• **EXERCISE**
Reproduce all of the entries below exactly, without a single change.

- - - -

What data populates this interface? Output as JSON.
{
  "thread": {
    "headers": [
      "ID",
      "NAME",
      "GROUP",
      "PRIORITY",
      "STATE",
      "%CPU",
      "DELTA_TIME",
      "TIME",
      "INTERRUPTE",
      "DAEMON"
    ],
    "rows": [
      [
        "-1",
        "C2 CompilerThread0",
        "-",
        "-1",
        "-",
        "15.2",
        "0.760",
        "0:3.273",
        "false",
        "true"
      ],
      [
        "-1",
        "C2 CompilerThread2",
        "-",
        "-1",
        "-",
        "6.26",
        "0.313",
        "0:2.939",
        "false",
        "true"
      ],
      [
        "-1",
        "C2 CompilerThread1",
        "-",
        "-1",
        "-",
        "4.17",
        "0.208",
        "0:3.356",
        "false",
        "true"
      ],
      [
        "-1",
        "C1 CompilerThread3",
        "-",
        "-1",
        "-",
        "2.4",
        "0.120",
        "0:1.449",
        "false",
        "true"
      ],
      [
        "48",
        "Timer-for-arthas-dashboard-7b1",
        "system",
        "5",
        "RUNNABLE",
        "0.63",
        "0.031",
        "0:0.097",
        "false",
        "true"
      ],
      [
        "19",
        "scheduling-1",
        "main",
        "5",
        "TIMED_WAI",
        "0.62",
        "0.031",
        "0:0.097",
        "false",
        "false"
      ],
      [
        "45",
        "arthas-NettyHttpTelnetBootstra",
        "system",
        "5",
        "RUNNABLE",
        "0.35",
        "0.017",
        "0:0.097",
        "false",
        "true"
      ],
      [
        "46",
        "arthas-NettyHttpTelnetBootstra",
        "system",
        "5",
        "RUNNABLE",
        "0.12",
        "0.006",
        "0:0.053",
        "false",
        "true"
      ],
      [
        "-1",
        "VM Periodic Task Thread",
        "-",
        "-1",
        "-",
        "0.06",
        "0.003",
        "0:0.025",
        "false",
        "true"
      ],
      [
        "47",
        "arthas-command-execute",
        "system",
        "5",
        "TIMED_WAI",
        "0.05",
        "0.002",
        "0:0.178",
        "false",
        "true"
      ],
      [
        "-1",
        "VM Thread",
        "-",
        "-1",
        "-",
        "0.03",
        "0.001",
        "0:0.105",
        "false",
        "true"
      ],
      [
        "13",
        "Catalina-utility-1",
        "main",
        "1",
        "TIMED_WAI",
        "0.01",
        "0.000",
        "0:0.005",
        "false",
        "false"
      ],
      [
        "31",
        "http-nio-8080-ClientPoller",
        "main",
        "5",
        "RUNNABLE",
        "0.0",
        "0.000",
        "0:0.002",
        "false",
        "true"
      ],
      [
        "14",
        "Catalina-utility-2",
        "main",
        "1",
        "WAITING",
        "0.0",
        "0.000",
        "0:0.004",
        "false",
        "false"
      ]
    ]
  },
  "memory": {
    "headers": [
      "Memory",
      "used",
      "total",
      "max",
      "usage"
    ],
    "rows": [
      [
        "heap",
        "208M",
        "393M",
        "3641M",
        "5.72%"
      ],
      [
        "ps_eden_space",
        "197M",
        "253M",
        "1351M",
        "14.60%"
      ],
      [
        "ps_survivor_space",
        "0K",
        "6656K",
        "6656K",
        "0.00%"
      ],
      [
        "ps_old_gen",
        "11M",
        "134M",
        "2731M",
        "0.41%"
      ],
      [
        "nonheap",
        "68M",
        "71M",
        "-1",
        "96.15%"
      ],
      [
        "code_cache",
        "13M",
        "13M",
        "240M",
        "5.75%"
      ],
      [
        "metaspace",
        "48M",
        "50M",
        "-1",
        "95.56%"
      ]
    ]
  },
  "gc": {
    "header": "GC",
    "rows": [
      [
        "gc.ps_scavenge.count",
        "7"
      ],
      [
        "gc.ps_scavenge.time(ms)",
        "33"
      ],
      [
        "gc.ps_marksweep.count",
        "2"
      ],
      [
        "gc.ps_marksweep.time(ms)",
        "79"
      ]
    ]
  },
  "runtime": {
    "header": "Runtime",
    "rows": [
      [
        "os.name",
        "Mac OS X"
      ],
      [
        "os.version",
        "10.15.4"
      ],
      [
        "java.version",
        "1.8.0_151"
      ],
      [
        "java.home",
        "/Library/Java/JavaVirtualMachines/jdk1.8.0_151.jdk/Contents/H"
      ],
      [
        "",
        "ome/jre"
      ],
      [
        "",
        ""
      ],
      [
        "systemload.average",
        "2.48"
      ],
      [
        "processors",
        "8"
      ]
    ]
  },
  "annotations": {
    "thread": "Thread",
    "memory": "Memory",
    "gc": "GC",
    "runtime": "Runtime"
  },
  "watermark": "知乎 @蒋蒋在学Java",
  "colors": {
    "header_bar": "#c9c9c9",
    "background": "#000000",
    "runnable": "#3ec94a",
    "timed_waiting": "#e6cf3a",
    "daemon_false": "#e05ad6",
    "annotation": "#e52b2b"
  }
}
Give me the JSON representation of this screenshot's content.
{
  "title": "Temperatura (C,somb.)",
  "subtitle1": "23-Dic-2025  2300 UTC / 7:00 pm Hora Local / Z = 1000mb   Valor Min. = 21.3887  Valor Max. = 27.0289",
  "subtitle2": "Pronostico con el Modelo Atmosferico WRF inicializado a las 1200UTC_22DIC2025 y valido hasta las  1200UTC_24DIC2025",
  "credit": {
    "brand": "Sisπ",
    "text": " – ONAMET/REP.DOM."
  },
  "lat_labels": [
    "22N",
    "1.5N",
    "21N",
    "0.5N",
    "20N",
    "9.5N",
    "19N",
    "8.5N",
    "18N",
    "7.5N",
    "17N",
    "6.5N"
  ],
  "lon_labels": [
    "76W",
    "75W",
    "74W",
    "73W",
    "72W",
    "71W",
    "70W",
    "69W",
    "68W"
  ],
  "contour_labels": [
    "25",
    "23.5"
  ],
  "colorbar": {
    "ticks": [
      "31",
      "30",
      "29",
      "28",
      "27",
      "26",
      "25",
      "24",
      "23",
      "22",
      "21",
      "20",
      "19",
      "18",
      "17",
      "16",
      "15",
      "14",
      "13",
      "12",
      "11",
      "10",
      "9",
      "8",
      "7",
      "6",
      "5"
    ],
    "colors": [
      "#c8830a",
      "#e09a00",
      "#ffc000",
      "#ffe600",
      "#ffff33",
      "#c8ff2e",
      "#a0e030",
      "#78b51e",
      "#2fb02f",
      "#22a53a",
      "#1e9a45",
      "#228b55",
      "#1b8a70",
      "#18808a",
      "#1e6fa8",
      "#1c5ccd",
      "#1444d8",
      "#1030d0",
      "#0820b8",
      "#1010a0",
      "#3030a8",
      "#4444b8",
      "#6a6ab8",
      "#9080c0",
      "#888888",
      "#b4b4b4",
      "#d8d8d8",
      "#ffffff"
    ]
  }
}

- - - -

• **EXERCISE RESULT**
What data populates this interface? Output as JSON.
{
  "thread": {
    "headers": [
      "ID",
      "NAME",
      "GROUP",
      "PRIORITY",
      "STATE",
      "%CPU",
      "DELTA_TIME",
      "TIME",
      "INTERRUPTE",
      "DAEMON"
    ],
    "rows": [
      [
        "-1",
        "C2 CompilerThread0",
        "-",
        "-1",
        "-",
        "15.2",
        "0.760",
        "0:3.273",
        "false",
        "true"
      ],
      [
        "-1",
        "C2 CompilerThread2",
        "-",
        "-1",
        "-",
        "6.26",
        "0.313",
        "0:2.939",
        "false",
        "true"
      ],
      [
        "-1",
        "C2 CompilerThread1",
        "-",
        "-1",
        "-",
        "4.17",
        "0.208",
        "0:3.356",
        "false",
        "true"
      ],
      [
        "-1",
        "C1 CompilerThread3",
        "-",
        "-1",
        "-",
        "2.4",
        "0.120",
        "0:1.449",
        "false",
        "true"
      ],
      [
        "48",
        "Timer-for-arthas-dashboard-7b1",
        "system",
        "5",
        "RUNNABLE",
        "0.63",
        "0.031",
        "0:0.097",
        "false",
        "true"
      ],
      [
        "19",
        "scheduling-1",
        "main",
        "5",
        "TIMED_WAI",
        "0.62",
        "0.031",
        "0:0.097",
        "false",
        "false"
      ],
      [
        "45",
        "arthas-NettyHttpTelnetBootstra",
        "system",
        "5",
        "RUNNABLE",
        "0.35",
        "0.017",
        "0:0.097",
        "false",
        "true"
      ],
      [
        "46",
        "arthas-NettyHttpTelnetBootstra",
        "system",
        "5",
        "RUNNABLE",
        "0.12",
        "0.006",
        "0:0.053",
        "false",
        "true"
      ],
      [
        "-1",
        "VM Periodic Task Thread",
        "-",
        "-1",
        "-",
        "0.06",
        "0.003",
        "0:0.025",
        "false",
        "true"
      ],
      [
        "47",
        "arthas-command-execute",
        "system",
        "5",
        "TIMED_WAI",
        "0.05",
        "0.002",
        "0:0.178",
        "false",
        "true"
      ],
      [
        "-1",
        "VM Thread",
        "-",
        "-1",
        "-",
        "0.03",
        "0.001",
        "0:0.105",
        "false",
        "true"
      ],
      [
        "13",
        "Catalina-utility-1",
        "main",
        "1",
        "TIMED_WAI",
        "0.01",
        "0.000",
        "0:0.005",
        "false",
        "false"
      ],
      [
        "31",
        "http-nio-8080-ClientPoller",
        "main",
        "5",
        "RUNNABLE",
        "0.0",
        "0.000",
        "0:0.002",
        "false",
        "true"
      ],
      [
        "14",
        "Catalina-utility-2",
        "main",
        "1",
        "WAITING",
        "0.0",
        "0.000",
        "0:0.004",
        "false",
        "false"
      ]
    ]
  },
  "memory": {
    "headers": [
      "Memory",
      "used",
      "total",
      "max",
      "usage"
    ],
    "rows": [
      [
        "heap",
        "208M",
        "393M",
        "3641M",
        "5.72%"
      ],
      [
        "ps_eden_space",
        "197M",
        "253M",
        "1351M",
        "14.60%"
      ],
      [
        "ps_survivor_space",
        "0K",
        "6656K",
        "6656K",
        "0.00%"
      ],
      [
        "ps_old_gen",
        "11M",
        "134M",
        "2731M",
        "0.41%"
      ],
      [
        "nonheap",
        "68M",
        "71M",
        "-1",
        "96.15%"
      ],
      [
        "code_cache",
        "13M",
        "13M",
        "240M",
        "5.75%"
      ],
      [
        "metaspace",
        "48M",
        "50M",
        "-1",
        "95.56%"
      ]
    ]
  },
  "gc": {
    "header": "GC",
    "rows": [
      [
        "gc.ps_scavenge.count",
        "7"
      ],
      [
        "gc.ps_scavenge.time(ms)",
        "33"
      ],
      [
        "gc.ps_marksweep.count",
        "2"
      ],
      [
        "gc.ps_marksweep.time(ms)",
        "79"
      ]
    ]
  },
  "runtime": {
    "header": "Runtime",
    "rows": [
      [
        "os.name",
        "Mac OS X"
      ],
      [
        "os.version",
        "10.15.4"
      ],
      [
        "java.version",
        "1.8.0_151"
      ],
      [
        "java.home",
        "/Library/Java/JavaVirtualMachines/jdk1.8.0_151.jdk/Contents/H"
      ],
      [
        "",
        "ome/jre"
      ],
      [
        "",
        ""
      ],
      [
        "systemload.average",
        "2.48"
      ],
      [
        "processors",
        "8"
      ]
    ]
  },
  "annotations": {
    "thread": "Thread",
    "memory": "Memory",
    "gc": "GC",
    "runtime": "Runtime"
  },
  "watermark": "知乎 @蒋蒋在学Java",
  "colors": {
    "header_bar": "#c9c9c9",
    "background": "#000000",
    "runnable": "#3ec94a",
    "timed_waiting": "#e6cf3a",
    "daemon_false": "#e05ad6",
    "annotation": "#e52b2b"
  }
}
Give me the JSON representation of this screenshot's content.
{
  "title": "Temperatura (C,somb.)",
  "subtitle1": "23-Dic-2025  2300 UTC / 7:00 pm Hora Local / Z = 1000mb   Valor Min. = 21.3887  Valor Max. = 27.0289",
  "subtitle2": "Pronostico con el Modelo Atmosferico WRF inicializado a las 1200UTC_22DIC2025 y valido hasta las  1200UTC_24DIC2025",
  "credit": {
    "brand": "Sisπ",
    "text": " – ONAMET/REP.DOM."
  },
  "lat_labels": [
    "22N",
    "1.5N",
    "21N",
    "0.5N",
    "20N",
    "9.5N",
    "19N",
    "8.5N",
    "18N",
    "7.5N",
    "17N",
    "6.5N"
  ],
  "lon_labels": [
    "76W",
    "75W",
    "74W",
    "73W",
    "72W",
    "71W",
    "70W",
    "69W",
    "68W"
  ],
  "contour_labels": [
    "25",
    "23.5"
  ],
  "colorbar": {
    "ticks": [
      "31",
      "30",
      "29",
      "28",
      "27",
      "26",
      "25",
      "24",
      "23",
      "22",
      "21",
      "20",
      "19",
      "18",
      "17",
      "16",
      "15",
      "14",
      "13",
      "12",
      "11",
      "10",
      "9",
      "8",
      "7",
      "6",
      "5"
    ],
    "colors": [
      "#c8830a",
      "#e09a00",
      "#ffc000",
      "#ffe600",
      "#ffff33",
      "#c8ff2e",
      "#a0e030",
      "#78b51e",
      "#2fb02f",
      "#22a53a",
      "#1e9a45",
      "#228b55",
      "#1b8a70",
      "#18808a",
      "#1e6fa8",
      "#1c5ccd",
      "#1444d8",
      "#1030d0",
      "#0820b8",
      "#1010a0",
      "#3030a8",
      "#4444b8",
      "#6a6ab8",
      "#9080c0",
      "#888888",
      "#b4b4b4",
      "#d8d8d8",
      "#ffffff"
    ]
  }
}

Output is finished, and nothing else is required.